* [Web page and app entries]:
══════

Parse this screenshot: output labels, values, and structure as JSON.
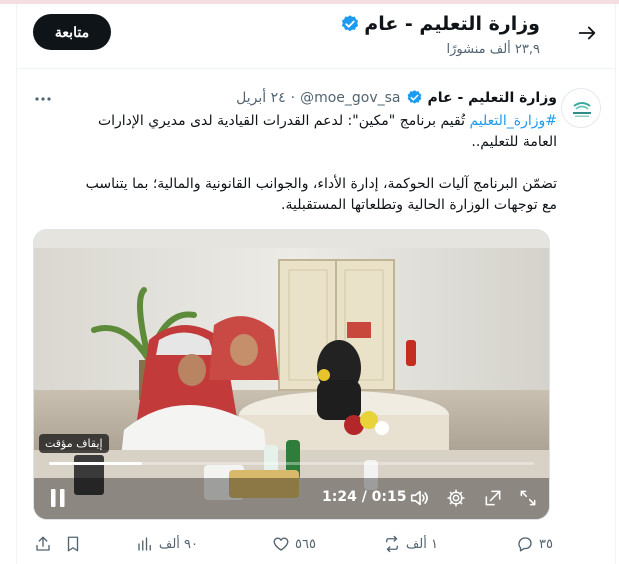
{
  "header": {
    "title": "وزارة التعليم - عام",
    "posts_count": "٢٣,٩ ألف منشورًا",
    "follow_label": "متابعة"
  },
  "tweet": {
    "author_name": "وزارة التعليم - عام",
    "handle": "@moe_gov_sa",
    "date": "٢٤ أبريل",
    "hashtag": "#وزارة_التعليم",
    "text_line1_rest": " تُقيم برنامج \"مكين\": لدعم القدرات القيادية لدى مديري الإدارات العامة للتعليم..",
    "text_para2": "تضمّن البرنامج آليات الحوكمة، إدارة الأداء، والجوانب القانونية والمالية؛ بما يتناسب مع توجهات الوزارة الحالية وتطلعاتها المستقبلية."
  },
  "video": {
    "pause_label": "إيقاف مؤقت",
    "time": "1:24 / 0:15",
    "progress_fraction": 0.19
  },
  "actions": {
    "replies": "٣٥",
    "retweets": "١ ألف",
    "likes": "٥٦٥",
    "views": "٩٠ ألف"
  },
  "colors": {
    "accent": "#1d9bf0",
    "text": "#0f1419",
    "muted": "#536471"
  },
  "icons": [
    "back-arrow-icon",
    "verified-badge-icon",
    "more-icon",
    "pause-icon",
    "volume-icon",
    "settings-icon",
    "minimize-icon",
    "fullscreen-icon",
    "reply-icon",
    "retweet-icon",
    "like-icon",
    "views-icon",
    "bookmark-icon",
    "share-icon"
  ]
}
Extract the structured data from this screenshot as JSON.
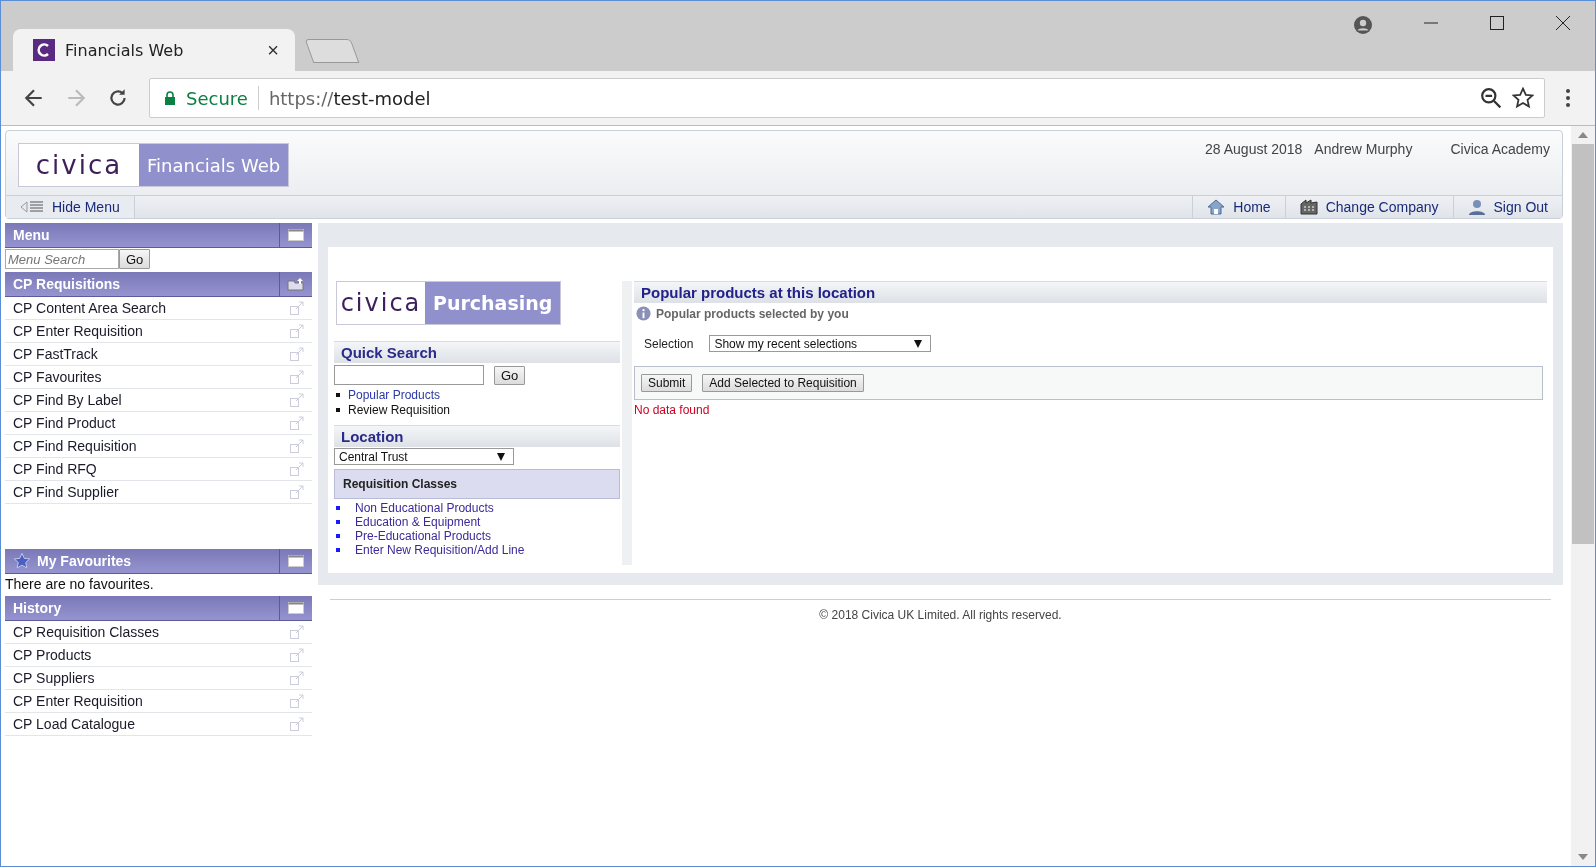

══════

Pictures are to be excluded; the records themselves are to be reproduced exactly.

* [PROBLEM SOLUTION]:
Parse this screenshot: output labels, values, and structure as JSON.
{
  "header": {
    "title": "وزارة التعليم - عام",
    "posts_count": "٢٣,٩ ألف منشورًا",
    "follow_label": "متابعة"
  },
  "tweet": {
    "author_name": "وزارة التعليم - عام",
    "handle": "@moe_gov_sa",
    "date": "٢٤ أبريل",
    "hashtag": "#وزارة_التعليم",
    "text_line1_rest": " تُقيم برنامج \"مكين\": لدعم القدرات القيادية لدى مديري الإدارات العامة للتعليم..",
    "text_para2": "تضمّن البرنامج آليات الحوكمة، إدارة الأداء، والجوانب القانونية والمالية؛ بما يتناسب مع توجهات الوزارة الحالية وتطلعاتها المستقبلية."
  },
  "video": {
    "pause_label": "إيقاف مؤقت",
    "time": "1:24 / 0:15",
    "progress_fraction": 0.19
  },
  "actions": {
    "replies": "٣٥",
    "retweets": "١ ألف",
    "likes": "٥٦٥",
    "views": "٩٠ ألف"
  },
  "colors": {
    "accent": "#1d9bf0",
    "text": "#0f1419",
    "muted": "#536471"
  },
  "icons": [
    "back-arrow-icon",
    "verified-badge-icon",
    "more-icon",
    "pause-icon",
    "volume-icon",
    "settings-icon",
    "minimize-icon",
    "fullscreen-icon",
    "reply-icon",
    "retweet-icon",
    "like-icon",
    "views-icon",
    "bookmark-icon",
    "share-icon"
  ]
}
Extract the structured data from this screenshot as JSON.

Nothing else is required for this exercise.